An Old Enmity
Myddelton, Richard, The Middle East
Iran and the United States have been at loggerheads for 16 years, regularly accusing one another of terrorism and arrogance. But over the last few weeks, relations between the two have taken a decidedly nasty turn - moving away from a traditional trading of insults, toward more open confrontation.
The United States of America is under attack. On 26 June a truck bomb blew off the front of an American military installation in Al Khobar, Saudi Arabia, killing 19 servicemen and wounding 386. On 18 July, a TWA passenger jet exploded above the New York coastline.
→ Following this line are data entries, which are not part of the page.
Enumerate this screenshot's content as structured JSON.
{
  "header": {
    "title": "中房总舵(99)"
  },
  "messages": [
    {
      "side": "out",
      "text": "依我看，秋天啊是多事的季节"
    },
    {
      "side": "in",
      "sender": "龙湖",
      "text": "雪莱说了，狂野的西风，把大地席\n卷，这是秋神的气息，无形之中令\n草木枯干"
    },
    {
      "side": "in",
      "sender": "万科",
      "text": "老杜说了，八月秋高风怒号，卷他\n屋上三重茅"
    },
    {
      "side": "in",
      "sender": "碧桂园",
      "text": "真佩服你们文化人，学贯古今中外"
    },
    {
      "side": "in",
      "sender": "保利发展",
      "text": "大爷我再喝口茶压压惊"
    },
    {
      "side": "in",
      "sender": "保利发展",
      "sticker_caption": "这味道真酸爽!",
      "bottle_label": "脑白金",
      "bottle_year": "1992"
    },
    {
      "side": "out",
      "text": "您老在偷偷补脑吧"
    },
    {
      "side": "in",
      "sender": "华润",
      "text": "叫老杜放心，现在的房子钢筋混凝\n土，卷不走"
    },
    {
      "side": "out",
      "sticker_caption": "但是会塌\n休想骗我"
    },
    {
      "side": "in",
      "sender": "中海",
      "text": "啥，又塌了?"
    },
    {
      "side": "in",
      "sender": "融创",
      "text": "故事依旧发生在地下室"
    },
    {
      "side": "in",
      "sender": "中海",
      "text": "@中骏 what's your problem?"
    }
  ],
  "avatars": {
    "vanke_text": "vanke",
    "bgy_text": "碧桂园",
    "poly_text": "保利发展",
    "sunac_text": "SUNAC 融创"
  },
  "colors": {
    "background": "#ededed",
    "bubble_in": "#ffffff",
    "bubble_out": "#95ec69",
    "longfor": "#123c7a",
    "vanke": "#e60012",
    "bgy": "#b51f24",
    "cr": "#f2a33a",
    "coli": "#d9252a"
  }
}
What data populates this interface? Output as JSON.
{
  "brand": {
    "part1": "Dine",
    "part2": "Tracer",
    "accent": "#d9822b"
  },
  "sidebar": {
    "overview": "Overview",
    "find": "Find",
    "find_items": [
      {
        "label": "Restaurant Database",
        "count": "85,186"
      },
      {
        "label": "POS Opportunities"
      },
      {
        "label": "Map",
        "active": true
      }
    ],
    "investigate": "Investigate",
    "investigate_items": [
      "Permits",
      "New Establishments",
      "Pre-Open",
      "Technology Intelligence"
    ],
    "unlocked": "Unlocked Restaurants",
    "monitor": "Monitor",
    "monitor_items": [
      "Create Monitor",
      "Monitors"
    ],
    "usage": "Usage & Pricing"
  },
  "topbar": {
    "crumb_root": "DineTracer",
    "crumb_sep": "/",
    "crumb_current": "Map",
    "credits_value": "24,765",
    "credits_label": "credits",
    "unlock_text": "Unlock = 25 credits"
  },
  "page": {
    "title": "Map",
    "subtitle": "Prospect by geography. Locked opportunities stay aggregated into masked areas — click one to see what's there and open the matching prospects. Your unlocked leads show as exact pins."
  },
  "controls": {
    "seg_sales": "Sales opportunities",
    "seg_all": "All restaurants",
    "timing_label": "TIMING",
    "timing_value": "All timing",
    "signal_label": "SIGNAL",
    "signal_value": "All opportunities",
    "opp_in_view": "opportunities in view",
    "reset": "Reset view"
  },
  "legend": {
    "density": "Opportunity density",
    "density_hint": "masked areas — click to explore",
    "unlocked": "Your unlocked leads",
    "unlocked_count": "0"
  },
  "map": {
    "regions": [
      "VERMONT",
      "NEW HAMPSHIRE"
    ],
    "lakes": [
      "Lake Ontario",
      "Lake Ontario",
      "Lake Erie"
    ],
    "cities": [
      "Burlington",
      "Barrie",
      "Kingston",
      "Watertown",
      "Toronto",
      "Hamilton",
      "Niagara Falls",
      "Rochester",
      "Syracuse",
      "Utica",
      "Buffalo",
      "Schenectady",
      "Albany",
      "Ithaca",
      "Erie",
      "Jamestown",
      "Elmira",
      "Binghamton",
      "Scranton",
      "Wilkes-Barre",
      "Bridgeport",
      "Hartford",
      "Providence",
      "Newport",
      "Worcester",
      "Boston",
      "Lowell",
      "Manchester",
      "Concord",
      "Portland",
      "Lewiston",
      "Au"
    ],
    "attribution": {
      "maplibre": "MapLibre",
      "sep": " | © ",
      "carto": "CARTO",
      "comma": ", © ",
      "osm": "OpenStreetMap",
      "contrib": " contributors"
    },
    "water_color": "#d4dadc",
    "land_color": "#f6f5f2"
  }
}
And on 26 July a pipe bomb marred that most prestigious of events, the Olympics, leading to a frenzy of speculation over possible terrorist involvement.
The rhetoric from the US establishment concerning terrorism has been prolific. The Clinton administration has been waging a high-profile diplomatic war against groups inimical to American interests world-wide for months, culminating in a G7 summit on 30 July almost entirely devoted to a US-defined terrorism. But these most recent attacks have knocked the stuffing out of US government statements reducing them to a mixture of wounded national pride and gung-ho bravura unparalleled since the Gulf War.
"We have to show them that we are rougher than they are," came the war cry from retired US Army General Norman Schwarzkopf, following the Al Khobar bombing.
Almost every statement made by US politicians since the start of the bombings has had Iran, implicitly or explicitly, as its focus. So far, the evidence is weak, but while Iran may yet be found responsible for these attacks, in many ways its involvement or otherwise is irrelevant.
Ways of linking Iran to the Al Khobar bombing do exist. The size of the explosive device is unusual for a domestic guerrilla attack, and of the two previously unknown organisations that have claimed responsibility, the Movement for Islamic Change and Hizbollah-Hejaz. The name Hizbollah if nothing else, can be directly linked to the Iranian-backed movement in Lebanon. The TWA explosion is another example of an unsubstantiated link. The first suggestion that Iran was involved came, according to US intelligence officials quoted by The Times, when an unnamed but. reliable exiled Iranian contacted the American embassy in Rome, saying the plane had been targeted by Iran.
The validity of this information is open to question, but its source is important. Recent Iranian successes in silencing its opponents (which the US regularly uses for intelligence gathering purposes, if not covert operations against the Iranian regime), have irked the US intelligence services, and given the US all the more reason for confronting Tehran, with or without firm proof of its involvement in more recent terrorist attacks.
In March this year, a mortar with a range of 700m was discovered aboard an Iranian ship by Belgian customs authorities. Members of the Iranian National Council of Resistance, based in Europe, say the mortar, and others like it being smuggled into Europe, were destined for use against Council leaders. That is not all.
In May last year, former Iranian Minister Reza Mazlouman was assassinated in Paris. A case is also underway in Germany in which one Iranian and three Lebanese are accused of the 1992 execution of three leaders of the anti-Tehran Kurdish Democratic Party of Iran (KDPI) in Berlin. An arrest warrant has even been issued for the current Iranian Intelligence Minister, Ali Fallahiyan.
On 23 July a journalist was sentenced to death in Tehran over an alleged plot to assassinate Iranian President Rafsanjani in 1994, and on the same day, three Iranians were executed for spying for Israel during the Iran-Iraq war.
The time-span between these events is long but they have been highlighted at a time when America is under threat, and needs to respond quickly if it is to appear in control. A link, any link, between Iran and attacks against US targets, or US-supported targets, is enough for the American intelligence and military machine to start salivating. …